* **ASSIGNMENT**
Scan the material that follows. Copy every line containing the word "MSKU".
[Opening PROVIDED RECORDS section]
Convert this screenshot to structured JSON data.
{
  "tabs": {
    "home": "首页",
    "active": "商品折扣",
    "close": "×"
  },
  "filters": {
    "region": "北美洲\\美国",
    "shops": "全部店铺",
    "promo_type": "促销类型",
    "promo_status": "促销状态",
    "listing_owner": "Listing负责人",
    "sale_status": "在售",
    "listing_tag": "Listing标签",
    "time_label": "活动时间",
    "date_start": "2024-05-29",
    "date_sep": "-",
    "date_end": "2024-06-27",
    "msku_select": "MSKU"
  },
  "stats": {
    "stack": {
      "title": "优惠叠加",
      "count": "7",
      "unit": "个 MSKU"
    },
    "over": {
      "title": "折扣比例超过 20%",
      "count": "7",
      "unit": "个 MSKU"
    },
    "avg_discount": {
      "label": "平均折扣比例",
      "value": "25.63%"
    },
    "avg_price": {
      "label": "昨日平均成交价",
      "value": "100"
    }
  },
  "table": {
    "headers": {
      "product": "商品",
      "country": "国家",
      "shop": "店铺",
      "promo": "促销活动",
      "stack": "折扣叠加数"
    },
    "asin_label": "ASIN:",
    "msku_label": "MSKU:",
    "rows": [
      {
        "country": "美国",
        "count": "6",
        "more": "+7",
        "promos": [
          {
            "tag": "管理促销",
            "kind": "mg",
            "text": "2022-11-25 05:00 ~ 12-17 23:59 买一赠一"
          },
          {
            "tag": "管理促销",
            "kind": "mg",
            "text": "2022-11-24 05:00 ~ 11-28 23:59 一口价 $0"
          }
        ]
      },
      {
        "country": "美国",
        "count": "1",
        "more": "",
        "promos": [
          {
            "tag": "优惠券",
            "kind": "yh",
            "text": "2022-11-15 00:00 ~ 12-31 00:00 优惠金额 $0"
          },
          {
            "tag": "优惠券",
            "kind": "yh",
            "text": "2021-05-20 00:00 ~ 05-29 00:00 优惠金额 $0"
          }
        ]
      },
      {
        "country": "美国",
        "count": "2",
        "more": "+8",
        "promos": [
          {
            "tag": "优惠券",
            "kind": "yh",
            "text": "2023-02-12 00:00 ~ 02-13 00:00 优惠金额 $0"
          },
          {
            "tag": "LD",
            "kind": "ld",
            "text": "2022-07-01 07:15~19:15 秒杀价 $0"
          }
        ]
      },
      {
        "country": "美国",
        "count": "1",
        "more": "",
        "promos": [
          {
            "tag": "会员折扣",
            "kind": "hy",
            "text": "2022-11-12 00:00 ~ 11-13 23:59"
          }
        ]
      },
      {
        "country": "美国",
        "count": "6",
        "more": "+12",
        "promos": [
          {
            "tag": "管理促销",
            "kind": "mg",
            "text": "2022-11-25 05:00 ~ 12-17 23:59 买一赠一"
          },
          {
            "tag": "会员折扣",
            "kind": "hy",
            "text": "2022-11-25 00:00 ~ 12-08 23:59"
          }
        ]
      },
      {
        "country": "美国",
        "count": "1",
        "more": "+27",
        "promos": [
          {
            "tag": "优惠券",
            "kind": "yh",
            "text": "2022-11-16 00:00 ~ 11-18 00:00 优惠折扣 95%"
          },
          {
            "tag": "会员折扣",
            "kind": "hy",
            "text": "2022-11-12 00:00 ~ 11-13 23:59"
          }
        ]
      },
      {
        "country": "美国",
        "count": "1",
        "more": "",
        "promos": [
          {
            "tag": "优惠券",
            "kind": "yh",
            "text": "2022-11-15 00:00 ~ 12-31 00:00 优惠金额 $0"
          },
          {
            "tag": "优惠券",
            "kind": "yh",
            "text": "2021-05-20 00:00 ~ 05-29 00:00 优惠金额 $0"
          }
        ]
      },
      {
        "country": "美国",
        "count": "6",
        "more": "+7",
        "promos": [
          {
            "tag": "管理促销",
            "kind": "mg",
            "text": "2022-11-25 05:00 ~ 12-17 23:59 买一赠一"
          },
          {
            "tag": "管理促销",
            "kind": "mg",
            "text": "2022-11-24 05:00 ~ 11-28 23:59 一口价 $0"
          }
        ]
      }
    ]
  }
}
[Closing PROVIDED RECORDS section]
* **OUTPUT**
    "msku_select": "MSKU"
      "unit": "个 MSKU"
      "unit": "个 MSKU"
    "msku_label": "MSKU:",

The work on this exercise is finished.